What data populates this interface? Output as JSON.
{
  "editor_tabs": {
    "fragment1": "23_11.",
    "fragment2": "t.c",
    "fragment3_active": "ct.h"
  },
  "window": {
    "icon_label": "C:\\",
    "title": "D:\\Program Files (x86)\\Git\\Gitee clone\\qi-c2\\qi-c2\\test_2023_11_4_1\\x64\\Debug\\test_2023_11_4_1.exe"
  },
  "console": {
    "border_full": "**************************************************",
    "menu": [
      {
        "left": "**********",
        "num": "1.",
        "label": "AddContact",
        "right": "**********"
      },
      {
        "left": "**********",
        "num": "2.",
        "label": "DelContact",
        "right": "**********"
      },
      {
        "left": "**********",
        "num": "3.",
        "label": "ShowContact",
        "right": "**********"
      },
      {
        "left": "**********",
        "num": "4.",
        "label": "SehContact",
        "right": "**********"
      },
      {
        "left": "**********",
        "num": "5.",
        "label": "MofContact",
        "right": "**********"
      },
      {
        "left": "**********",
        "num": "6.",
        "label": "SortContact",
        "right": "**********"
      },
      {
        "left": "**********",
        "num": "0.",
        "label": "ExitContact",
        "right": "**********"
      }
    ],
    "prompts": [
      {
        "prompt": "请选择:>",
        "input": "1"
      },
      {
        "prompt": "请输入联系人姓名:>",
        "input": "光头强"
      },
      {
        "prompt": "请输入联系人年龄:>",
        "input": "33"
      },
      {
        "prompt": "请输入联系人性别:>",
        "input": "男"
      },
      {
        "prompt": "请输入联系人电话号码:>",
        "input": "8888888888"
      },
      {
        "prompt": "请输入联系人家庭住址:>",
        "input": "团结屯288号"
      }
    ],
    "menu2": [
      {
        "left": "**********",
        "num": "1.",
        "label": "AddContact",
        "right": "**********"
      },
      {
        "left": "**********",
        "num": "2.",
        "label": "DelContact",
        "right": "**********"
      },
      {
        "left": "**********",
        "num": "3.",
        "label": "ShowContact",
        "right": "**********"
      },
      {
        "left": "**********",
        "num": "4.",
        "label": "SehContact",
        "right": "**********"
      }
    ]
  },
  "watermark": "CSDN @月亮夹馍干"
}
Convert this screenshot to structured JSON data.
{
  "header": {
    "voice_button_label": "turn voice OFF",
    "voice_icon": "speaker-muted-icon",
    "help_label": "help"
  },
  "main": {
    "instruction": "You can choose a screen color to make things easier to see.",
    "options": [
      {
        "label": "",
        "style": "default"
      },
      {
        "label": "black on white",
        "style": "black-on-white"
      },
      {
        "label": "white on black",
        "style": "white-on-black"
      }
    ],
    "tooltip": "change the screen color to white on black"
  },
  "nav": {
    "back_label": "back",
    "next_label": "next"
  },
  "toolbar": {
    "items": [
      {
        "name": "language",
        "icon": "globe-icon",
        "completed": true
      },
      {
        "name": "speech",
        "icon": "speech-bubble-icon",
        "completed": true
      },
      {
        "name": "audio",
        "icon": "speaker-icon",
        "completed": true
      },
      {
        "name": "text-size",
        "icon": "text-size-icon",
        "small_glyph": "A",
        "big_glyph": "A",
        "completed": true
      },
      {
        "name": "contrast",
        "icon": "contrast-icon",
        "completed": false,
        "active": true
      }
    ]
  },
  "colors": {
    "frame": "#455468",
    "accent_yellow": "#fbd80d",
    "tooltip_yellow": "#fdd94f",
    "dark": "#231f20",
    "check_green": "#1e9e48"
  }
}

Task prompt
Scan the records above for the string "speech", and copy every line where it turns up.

Answer box
        "name": "speech",
        "icon": "speech-bubble-icon",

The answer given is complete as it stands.